Analysis of social media streams is usually restricted to just fundamental analysis and count-based metrics, i.e. how many people tweeted about that event, brand or product, who tweeted the most, and where those tweets are coming from etc. This is similar to scratching the surface and missing out on those high-value insights waiting to be discovered. So what should you do to help a brand take full advantage of the captured data?
Simple. Carry out sentiment analysis
MonkeyLearn defined sentiment analysis as a natural language processing (NLP) technique used to determine whether data is positive, negative or neutral. Sentiment analysis is often performed on textual data to help businesses monitor brand and product sentiment in customer feedback and understand customer needs.
Why sentiment analysis
Social media is an effective tool for reaching out to new customers and engaging with current ones. Positive customer feedback and social media posts encourage other customers to purchase from your company. The opposite is also true. Negative social media posts or reviews can be costly for your company.
Understanding how your customers feel about your brand or products is critical. This data can assist you in improving the customer experience or identifying and correcting problems with your products or services.
A positive customer service experience can make or break a business. Customers expect their concerns to be addressed quickly, efficiently, and professionally. Sentiment analysis can assist companies in streamlining and improving their customer service experience.
How customers feel about a brand can impact sales, churn rates, and how likely they are to recommend this brand to others.
In summary, sentiment analysis lets you understand how customers feel about that product, event, brand etc.
It is not just enough to run a count-based analysis. That's just scratching the surface. Consider the two scenarios below.
Mr A tells you Mr B, and Mr C tells him something about you. Intuitively you might want to ask what he said even if you eventually don't ask. You would intend to know if what was said about you was either good or bad.
Datafest Africa held an event recently, and I'm sure some are either in the process of scraping the data or have already done it. They should have at least 1000 tweets. That's a minimum of 1000 feedback. Reporting 1000 people tweeted about the tweet doesn't aid much with process improvements. It doesn't say much about what they did right. Those tweets could either be positive or negative. If I were on the team, I would want to know people's perceptions, not just the number-based metrics.
For instance, the team wants to hold the next event in another location. You can back up your choice of location with data to the group by saying we had lots of positive feedback from this location based on tweets made in that location during the previous event. I'm not sure of the level of data you can scrape from Twitter, but I'm assuming the tweeter's location would be one.
With sentiment analysis, you can take your insights a level higher.
The question remains, I don't know python, so how can I do this?
The good news is you don't have to worry about any piece of code.
Excel have an Add-in that lets us do you do this. Let's go into Excel to do this.
Go to the insert tab.
Select Get Add-ins
Search for Azure Machine Learning and add the add-in
Once added, you will have a pop-up section on the right side of your Excel.
Select Text Sentiment Analysis. The image below comes up.
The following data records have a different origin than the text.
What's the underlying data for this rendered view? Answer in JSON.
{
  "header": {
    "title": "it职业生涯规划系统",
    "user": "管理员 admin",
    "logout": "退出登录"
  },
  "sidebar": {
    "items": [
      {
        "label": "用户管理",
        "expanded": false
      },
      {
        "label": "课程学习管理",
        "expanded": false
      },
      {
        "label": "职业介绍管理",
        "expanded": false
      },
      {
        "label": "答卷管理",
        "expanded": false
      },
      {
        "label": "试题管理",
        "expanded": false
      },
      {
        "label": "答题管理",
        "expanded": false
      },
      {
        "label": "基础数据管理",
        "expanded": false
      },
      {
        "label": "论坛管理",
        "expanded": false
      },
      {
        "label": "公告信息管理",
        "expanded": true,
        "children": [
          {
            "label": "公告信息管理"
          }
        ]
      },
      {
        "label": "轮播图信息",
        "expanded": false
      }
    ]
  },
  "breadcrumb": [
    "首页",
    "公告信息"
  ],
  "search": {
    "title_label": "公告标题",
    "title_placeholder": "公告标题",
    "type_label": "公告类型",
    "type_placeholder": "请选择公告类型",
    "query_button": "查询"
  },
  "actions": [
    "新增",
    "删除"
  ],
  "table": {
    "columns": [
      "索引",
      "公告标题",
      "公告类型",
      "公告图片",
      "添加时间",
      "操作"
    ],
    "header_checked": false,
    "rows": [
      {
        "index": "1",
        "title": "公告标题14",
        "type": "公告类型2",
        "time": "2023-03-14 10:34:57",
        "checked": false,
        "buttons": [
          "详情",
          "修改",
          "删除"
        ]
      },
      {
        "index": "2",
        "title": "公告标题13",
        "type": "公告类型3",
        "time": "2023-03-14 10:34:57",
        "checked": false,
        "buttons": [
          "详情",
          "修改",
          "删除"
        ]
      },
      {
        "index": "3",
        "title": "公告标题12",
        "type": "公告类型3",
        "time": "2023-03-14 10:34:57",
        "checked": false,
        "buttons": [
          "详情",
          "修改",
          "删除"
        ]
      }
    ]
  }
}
The input range is the column containing the feedback/comments, while the output is where you want the analysis result. You get two results (two new columns)
Sentiment — This could either be positive, negative or neutral
Score — Ranges from 0–1. The more positive a comment, the number tends towards and vice versa.
Let's do a quick demo in excel.
Note that no model is 100% accurate. If a model is 100% accurate, there has been data leakage. For example, classification models aim to minimize false positives and negatives as much as possible and not eradicate them.
I changed the comments, and we have a more accurate sentiment.
I want you to take your analysis a step higher and not just leave it at count-based metrics.